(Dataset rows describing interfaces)
Content starts

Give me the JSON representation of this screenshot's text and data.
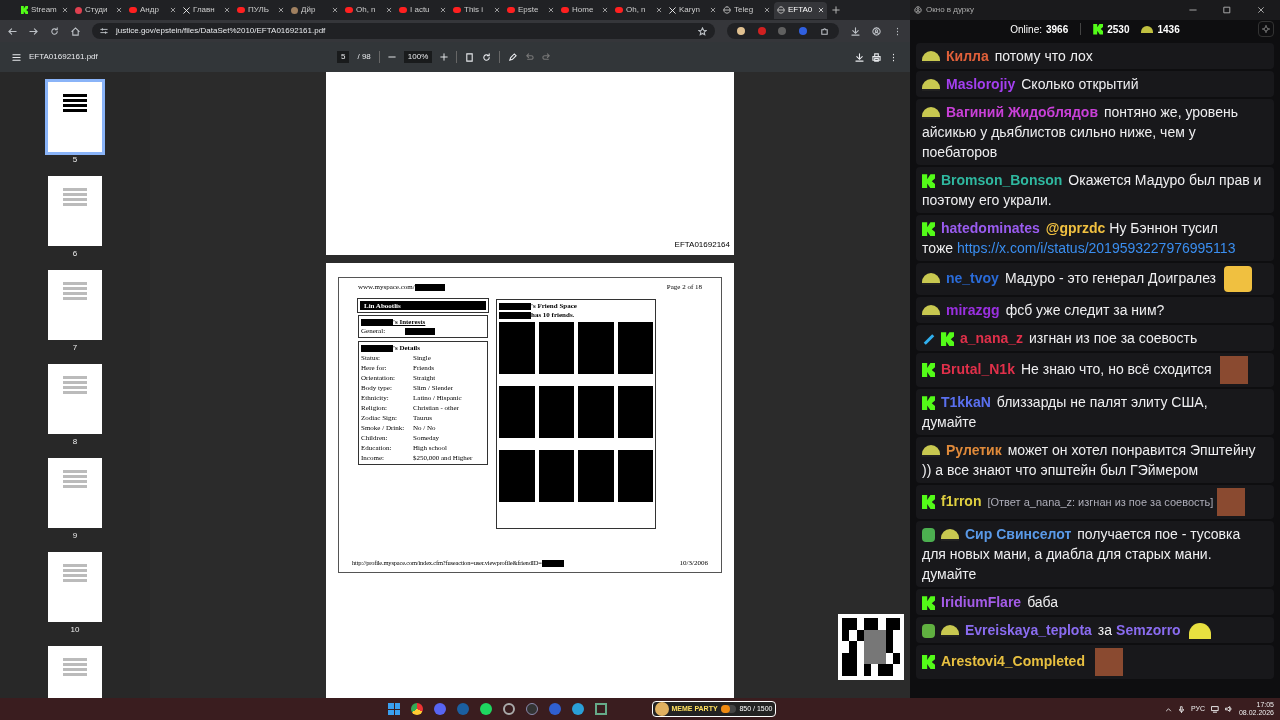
{
  "browser": {
    "tabs": [
      {
        "label": "Stream",
        "kind": "k",
        "selected": false
      },
      {
        "label": "Студи",
        "kind": "square",
        "selected": false
      },
      {
        "label": "Андр",
        "kind": "video",
        "selected": false
      },
      {
        "label": "Главн",
        "kind": "x",
        "selected": false
      },
      {
        "label": "ПУЛЬ",
        "kind": "video",
        "selected": false
      },
      {
        "label": "Дйр",
        "kind": "avatar",
        "selected": false
      },
      {
        "label": "Oh, n",
        "kind": "video",
        "selected": false
      },
      {
        "label": "I actu",
        "kind": "video",
        "selected": false
      },
      {
        "label": "This i",
        "kind": "video",
        "selected": false
      },
      {
        "label": "Epste",
        "kind": "video",
        "selected": false
      },
      {
        "label": "Home",
        "kind": "video",
        "selected": false
      },
      {
        "label": "Oh, n",
        "kind": "video",
        "selected": false
      },
      {
        "label": "Karyn",
        "kind": "x",
        "selected": false
      },
      {
        "label": "Teleg",
        "kind": "globe",
        "selected": false
      },
      {
        "label": "EFTA0",
        "kind": "globe",
        "selected": true
      }
    ],
    "url": "justice.gov/epstein/files/DataSet%2010/EFTA01692161.pdf"
  },
  "pdf": {
    "filename": "EFTA01692161.pdf",
    "page": "5",
    "page_count": "/ 98",
    "zoom": "100%",
    "thumbnails": [
      {
        "number": "5",
        "selected": true
      },
      {
        "number": "6",
        "selected": false
      },
      {
        "number": "7",
        "selected": false
      },
      {
        "number": "8",
        "selected": false
      },
      {
        "number": "9",
        "selected": false
      },
      {
        "number": "10",
        "selected": false
      },
      {
        "selected": false
      }
    ],
    "page_id": "EFTA01692164",
    "scan": {
      "header_url": "www.myspace.com/",
      "page_label": "Page 2 of 18",
      "profile_name": "Lin Abootlis",
      "interests_title": "'s Interests",
      "interests_label": "General:",
      "details_title": "'s Details",
      "details": [
        {
          "label": "Status:",
          "value": "Single"
        },
        {
          "label": "Here for:",
          "value": "Friends"
        },
        {
          "label": "Orientation:",
          "value": "Straight"
        },
        {
          "label": "Body type:",
          "value": "Slim / Slender"
        },
        {
          "label": "Ethnicity:",
          "value": "Latino / Hispanic"
        },
        {
          "label": "Religion:",
          "value": "Christian - other"
        },
        {
          "label": "Zodiac Sign:",
          "value": "Taurus"
        },
        {
          "label": "Smoke / Drink:",
          "value": "No / No"
        },
        {
          "label": "Children:",
          "value": "Someday"
        },
        {
          "label": "Education:",
          "value": "High school"
        },
        {
          "label": "Income:",
          "value": "$250,000 and Higher"
        }
      ],
      "friends_title": "'s Friend Space",
      "friends_count": "has 10 friends.",
      "footer_url": "http://profile.myspace.com/index.cfm?fuseaction=user.viewprofile&friendID=",
      "date": "10/3/2006"
    }
  },
  "chat": {
    "window_title": "Окно в дурку",
    "online_label": "Online:",
    "online": "3966",
    "k_count": "2530",
    "other_count": "1436",
    "messages": [
      {
        "badges": [
          {
            "kind": "hat"
          }
        ],
        "user": "Килла",
        "color": "#e0603a",
        "parts": [
          {
            "kind": "text",
            "text": "потому что лох"
          }
        ]
      },
      {
        "badges": [
          {
            "kind": "hat"
          }
        ],
        "user": "Maslorojiy",
        "color": "#a43ff0",
        "parts": [
          {
            "kind": "text",
            "text": "Сколько открытий"
          }
        ]
      },
      {
        "badges": [
          {
            "kind": "hat"
          }
        ],
        "user": "Вагиний Жидоблядов",
        "color": "#c940d8",
        "parts": [
          {
            "kind": "text",
            "text": "понтяно же, уровень айсикью у дьяблистов сильно ниже, чем у поебаторов"
          }
        ]
      },
      {
        "badges": [
          {
            "kind": "k"
          }
        ],
        "user": "Bromson_Bonson",
        "color": "#2fb8a0",
        "parts": [
          {
            "kind": "text",
            "text": "Окажется Мадуро был прав и поэтому его украли."
          }
        ]
      },
      {
        "badges": [
          {
            "kind": "k"
          }
        ],
        "user": "hatedominates",
        "color": "#9a5cf0",
        "parts": [
          {
            "kind": "mention",
            "text": "@gprzdc"
          },
          {
            "kind": "text",
            "text": "Ну Бэннон тусил тоже"
          },
          {
            "kind": "link",
            "text": "https://x.com/i/status/2019593227976995113"
          }
        ]
      },
      {
        "badges": [
          {
            "kind": "hat"
          }
        ],
        "user": "ne_tvoy",
        "color": "#2a6bd8",
        "parts": [
          {
            "kind": "text",
            "text": "Мадуро - это генерал Доигралез"
          },
          {
            "kind": "laugh_emote"
          }
        ]
      },
      {
        "badges": [
          {
            "kind": "hat"
          }
        ],
        "user": "mirazgg",
        "color": "#9a30e0",
        "parts": [
          {
            "kind": "text",
            "text": "фсб уже следит за ним?"
          }
        ]
      },
      {
        "badges": [
          {
            "kind": "sword"
          },
          {
            "kind": "k"
          }
        ],
        "user": "a_nana_z",
        "color": "#e0304a",
        "parts": [
          {
            "kind": "text",
            "text": "изгнан из пое за соевость"
          }
        ]
      },
      {
        "badges": [
          {
            "kind": "k"
          }
        ],
        "user": "Brutal_N1k",
        "color": "#e0304a",
        "parts": [
          {
            "kind": "text",
            "text": "Не знаю что, но всё сходится"
          },
          {
            "kind": "photo_emote"
          }
        ]
      },
      {
        "badges": [
          {
            "kind": "k"
          }
        ],
        "user": "T1kkaN",
        "color": "#5a70f0",
        "parts": [
          {
            "kind": "text",
            "text": "близзарды не палят элиту США, думайте"
          }
        ]
      },
      {
        "badges": [
          {
            "kind": "hat"
          }
        ],
        "user": "Рулетик",
        "color": "#e08a3a",
        "parts": [
          {
            "kind": "text",
            "text": "может он хотел понравится Эпштейну )) а все знают что эпштейн был ГЭймером"
          }
        ]
      },
      {
        "badges": [
          {
            "kind": "k"
          }
        ],
        "user": "f1rron",
        "color": "#e0d040",
        "parts": [
          {
            "kind": "reply",
            "text": "[Ответ a_nana_z: изгнан из пое за соевость]"
          },
          {
            "kind": "photo_emote"
          }
        ]
      },
      {
        "badges": [
          {
            "kind": "shield"
          },
          {
            "kind": "hat"
          }
        ],
        "user": "Сир Свинселот",
        "color": "#5a9ae8",
        "parts": [
          {
            "kind": "text",
            "text": "получается пое - тусовка для новых мани, а диабла для старых мани. думайте"
          }
        ]
      },
      {
        "badges": [
          {
            "kind": "k"
          }
        ],
        "user": "IridiumFlare",
        "color": "#a45ce8",
        "parts": [
          {
            "kind": "text",
            "text": "баба"
          }
        ]
      },
      {
        "badges": [
          {
            "kind": "pen"
          },
          {
            "kind": "hat"
          }
        ],
        "user": "Evreiskaya_teplota",
        "color": "#8a6cf0",
        "parts": [
          {
            "kind": "text",
            "text": "за"
          },
          {
            "kind": "mention_user",
            "text": "Semzorro"
          },
          {
            "kind": "hat_emote"
          }
        ]
      },
      {
        "badges": [
          {
            "kind": "k"
          }
        ],
        "user": "Arestovi4_Completed",
        "color": "#e8c040",
        "parts": [
          {
            "kind": "photo_emote"
          }
        ]
      }
    ]
  },
  "taskbar": {
    "widget": {
      "title": "MEME PARTY",
      "progress": "850 / 1500",
      "level": 0.57
    },
    "language": "РУС",
    "time": "17:05",
    "date": "08.02.2026"
  }
}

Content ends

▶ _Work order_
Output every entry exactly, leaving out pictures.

▶ _Completed exercise_
Give me the JSON representation of this screenshot's text and data.
{
  "browser": {
    "tabs": [
      {
        "label": "Stream",
        "kind": "k",
        "selected": false
      },
      {
        "label": "Студи",
        "kind": "square",
        "selected": false
      },
      {
        "label": "Андр",
        "kind": "video",
        "selected": false
      },
      {
        "label": "Главн",
        "kind": "x",
        "selected": false
      },
      {
        "label": "ПУЛЬ",
        "kind": "video",
        "selected": false
      },
      {
        "label": "Дйр",
        "kind": "avatar",
        "selected": false
      },
      {
        "label": "Oh, n",
        "kind": "video",
        "selected": false
      },
      {
        "label": "I actu",
        "kind": "video",
        "selected": false
      },
      {
        "label": "This i",
        "kind": "video",
        "selected": false
      },
      {
        "label": "Epste",
        "kind": "video",
        "selected": false
      },
      {
        "label": "Home",
        "kind": "video",
        "selected": false
      },
      {
        "label": "Oh, n",
        "kind": "video",
        "selected": false
      },
      {
        "label": "Karyn",
        "kind": "x",
        "selected": false
      },
      {
        "label": "Teleg",
        "kind": "globe",
        "selected": false
      },
      {
        "label": "EFTA0",
        "kind": "globe",
        "selected": true
      }
    ],
    "url": "justice.gov/epstein/files/DataSet%2010/EFTA01692161.pdf"
  },
  "pdf": {
    "filename": "EFTA01692161.pdf",
    "page": "5",
    "page_count": "/ 98",
    "zoom": "100%",
    "thumbnails": [
      {
        "number": "5",
        "selected": true
      },
      {
        "number": "6",
        "selected": false
      },
      {
        "number": "7",
        "selected": false
      },
      {
        "number": "8",
        "selected": false
      },
      {
        "number": "9",
        "selected": false
      },
      {
        "number": "10",
        "selected": false
      },
      {
        "selected": false
      }
    ],
    "page_id": "EFTA01692164",
    "scan": {
      "header_url": "www.myspace.com/",
      "page_label": "Page 2 of 18",
      "profile_name": "Lin Abootlis",
      "interests_title": "'s Interests",
      "interests_label": "General:",
      "details_title": "'s Details",
      "details": [
        {
          "label": "Status:",
          "value": "Single"
        },
        {
          "label": "Here for:",
          "value": "Friends"
        },
        {
          "label": "Orientation:",
          "value": "Straight"
        },
        {
          "label": "Body type:",
          "value": "Slim / Slender"
        },
        {
          "label": "Ethnicity:",
          "value": "Latino / Hispanic"
        },
        {
          "label": "Religion:",
          "value": "Christian - other"
        },
        {
          "label": "Zodiac Sign:",
          "value": "Taurus"
        },
        {
          "label": "Smoke / Drink:",
          "value": "No / No"
        },
        {
          "label": "Children:",
          "value": "Someday"
        },
        {
          "label": "Education:",
          "value": "High school"
        },
        {
          "label": "Income:",
          "value": "$250,000 and Higher"
        }
      ],
      "friends_title": "'s Friend Space",
      "friends_count": "has 10 friends.",
      "footer_url": "http://profile.myspace.com/index.cfm?fuseaction=user.viewprofile&friendID=",
      "date": "10/3/2006"
    }
  },
  "chat": {
    "window_title": "Окно в дурку",
    "online_label": "Online:",
    "online": "3966",
    "k_count": "2530",
    "other_count": "1436",
    "messages": [
      {
        "badges": [
          {
            "kind": "hat"
          }
        ],
        "user": "Килла",
        "color": "#e0603a",
        "parts": [
          {
            "kind": "text",
            "text": "потому что лох"
          }
        ]
      },
      {
        "badges": [
          {
            "kind": "hat"
          }
        ],
        "user": "Maslorojiy",
        "color": "#a43ff0",
        "parts": [
          {
            "kind": "text",
            "text": "Сколько открытий"
          }
        ]
      },
      {
        "badges": [
          {
            "kind": "hat"
          }
        ],
        "user": "Вагиний Жидоблядов",
        "color": "#c940d8",
        "parts": [
          {
            "kind": "text",
            "text": "понтяно же, уровень айсикью у дьяблистов сильно ниже, чем у поебаторов"
          }
        ]
      },
      {
        "badges": [
          {
            "kind": "k"
          }
        ],
        "user": "Bromson_Bonson",
        "color": "#2fb8a0",
        "parts": [
          {
            "kind": "text",
            "text": "Окажется Мадуро был прав и поэтому его украли."
          }
        ]
      },
      {
        "badges": [
          {
            "kind": "k"
          }
        ],
        "user": "hatedominates",
        "color": "#9a5cf0",
        "parts": [
          {
            "kind": "mention",
            "text": "@gprzdc"
          },
          {
            "kind": "text",
            "text": "Ну Бэннон тусил тоже"
          },
          {
            "kind": "link",
            "text": "https://x.com/i/status/2019593227976995113"
          }
        ]
      },
      {
        "badges": [
          {
            "kind": "hat"
          }
        ],
        "user": "ne_tvoy",
        "color": "#2a6bd8",
        "parts": [
          {
            "kind": "text",
            "text": "Мадуро - это генерал Доигралез"
          },
          {
            "kind": "laugh_emote"
          }
        ]
      },
      {
        "badges": [
          {
            "kind": "hat"
          }
        ],
        "user": "mirazgg",
        "color": "#9a30e0",
        "parts": [
          {
            "kind": "text",
            "text": "фсб уже следит за ним?"
          }
        ]
      },
      {
        "badges": [
          {
            "kind": "sword"
          },
          {
            "kind": "k"
          }
        ],
        "user": "a_nana_z",
        "color": "#e0304a",
        "parts": [
          {
            "kind": "text",
            "text": "изгнан из пое за соевость"
          }
        ]
      },
      {
        "badges": [
          {
            "kind": "k"
          }
        ],
        "user": "Brutal_N1k",
        "color": "#e0304a",
        "parts": [
          {
            "kind": "text",
            "text": "Не знаю что, но всё сходится"
          },
          {
            "kind": "photo_emote"
          }
        ]
      },
      {
        "badges": [
          {
            "kind": "k"
          }
        ],
        "user": "T1kkaN",
        "color": "#5a70f0",
        "parts": [
          {
            "kind": "text",
            "text": "близзарды не палят элиту США, думайте"
          }
        ]
      },
      {
        "badges": [
          {
            "kind": "hat"
          }
        ],
        "user": "Рулетик",
        "color": "#e08a3a",
        "parts": [
          {
            "kind": "text",
            "text": "может он хотел понравится Эпштейну )) а все знают что эпштейн был ГЭймером"
          }
        ]
      },
      {
        "badges": [
          {
            "kind": "k"
          }
        ],
        "user": "f1rron",
        "color": "#e0d040",
        "parts": [
          {
            "kind": "reply",
            "text": "[Ответ a_nana_z: изгнан из пое за соевость]"
          },
          {
            "kind": "photo_emote"
          }
        ]
      },
      {
        "badges": [
          {
            "kind": "shield"
          },
          {
            "kind": "hat"
          }
        ],
        "user": "Сир Свинселот",
        "color": "#5a9ae8",
        "parts": [
          {
            "kind": "text",
            "text": "получается пое - тусовка для новых мани, а диабла для старых мани. думайте"
          }
        ]
      },
      {
        "badges": [
          {
            "kind": "k"
          }
        ],
        "user": "IridiumFlare",
        "color": "#a45ce8",
        "parts": [
          {
            "kind": "text",
            "text": "баба"
          }
        ]
      },
      {
        "badges": [
          {
            "kind": "pen"
          },
          {
            "kind": "hat"
          }
        ],
        "user": "Evreiskaya_teplota",
        "color": "#8a6cf0",
        "parts": [
          {
            "kind": "text",
            "text": "за"
          },
          {
            "kind": "mention_user",
            "text": "Semzorro"
          },
          {
            "kind": "hat_emote"
          }
        ]
      },
      {
        "badges": [
          {
            "kind": "k"
          }
        ],
        "user": "Arestovi4_Completed",
        "color": "#e8c040",
        "parts": [
          {
            "kind": "photo_emote"
          }
        ]
      }
    ]
  },
  "taskbar": {
    "widget": {
      "title": "MEME PARTY",
      "progress": "850 / 1500",
      "level": 0.57
    },
    "language": "РУС",
    "time": "17:05",
    "date": "08.02.2026"
  }
}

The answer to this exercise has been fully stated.